SUPPLIED DATA below:

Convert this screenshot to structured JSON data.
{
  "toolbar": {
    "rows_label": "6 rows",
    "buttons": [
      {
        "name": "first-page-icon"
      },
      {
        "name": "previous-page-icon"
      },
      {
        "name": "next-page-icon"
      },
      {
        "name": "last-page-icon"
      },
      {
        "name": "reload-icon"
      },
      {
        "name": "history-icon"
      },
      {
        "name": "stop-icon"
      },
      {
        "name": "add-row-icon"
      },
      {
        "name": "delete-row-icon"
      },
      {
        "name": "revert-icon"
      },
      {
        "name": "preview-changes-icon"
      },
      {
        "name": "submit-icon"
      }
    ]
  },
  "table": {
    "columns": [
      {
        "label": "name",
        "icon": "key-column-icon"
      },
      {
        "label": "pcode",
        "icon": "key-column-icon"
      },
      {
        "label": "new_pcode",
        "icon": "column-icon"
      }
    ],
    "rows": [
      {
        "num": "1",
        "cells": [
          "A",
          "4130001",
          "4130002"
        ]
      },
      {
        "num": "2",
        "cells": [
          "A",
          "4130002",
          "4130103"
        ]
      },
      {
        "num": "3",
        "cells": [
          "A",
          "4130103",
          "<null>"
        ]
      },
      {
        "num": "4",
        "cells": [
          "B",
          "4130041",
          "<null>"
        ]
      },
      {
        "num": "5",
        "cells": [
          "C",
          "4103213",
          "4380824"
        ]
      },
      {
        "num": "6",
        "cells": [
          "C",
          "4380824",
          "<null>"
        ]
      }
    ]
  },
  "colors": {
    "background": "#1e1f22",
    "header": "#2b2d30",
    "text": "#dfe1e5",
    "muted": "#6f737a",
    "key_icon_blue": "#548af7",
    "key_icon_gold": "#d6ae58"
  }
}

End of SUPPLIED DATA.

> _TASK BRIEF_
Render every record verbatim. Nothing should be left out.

> _ANSWER SPACE_
Convert this screenshot to structured JSON data.
{
  "toolbar": {
    "rows_label": "6 rows",
    "buttons": [
      {
        "name": "first-page-icon"
      },
      {
        "name": "previous-page-icon"
      },
      {
        "name": "next-page-icon"
      },
      {
        "name": "last-page-icon"
      },
      {
        "name": "reload-icon"
      },
      {
        "name": "history-icon"
      },
      {
        "name": "stop-icon"
      },
      {
        "name": "add-row-icon"
      },
      {
        "name": "delete-row-icon"
      },
      {
        "name": "revert-icon"
      },
      {
        "name": "preview-changes-icon"
      },
      {
        "name": "submit-icon"
      }
    ]
  },
  "table": {
    "columns": [
      {
        "label": "name",
        "icon": "key-column-icon"
      },
      {
        "label": "pcode",
        "icon": "key-column-icon"
      },
      {
        "label": "new_pcode",
        "icon": "column-icon"
      }
    ],
    "rows": [
      {
        "num": "1",
        "cells": [
          "A",
          "4130001",
          "4130002"
        ]
      },
      {
        "num": "2",
        "cells": [
          "A",
          "4130002",
          "4130103"
        ]
      },
      {
        "num": "3",
        "cells": [
          "A",
          "4130103",
          "<null>"
        ]
      },
      {
        "num": "4",
        "cells": [
          "B",
          "4130041",
          "<null>"
        ]
      },
      {
        "num": "5",
        "cells": [
          "C",
          "4103213",
          "4380824"
        ]
      },
      {
        "num": "6",
        "cells": [
          "C",
          "4380824",
          "<null>"
        ]
      }
    ]
  },
  "colors": {
    "background": "#1e1f22",
    "header": "#2b2d30",
    "text": "#dfe1e5",
    "muted": "#6f737a",
    "key_icon_blue": "#548af7",
    "key_icon_gold": "#d6ae58"
  }
}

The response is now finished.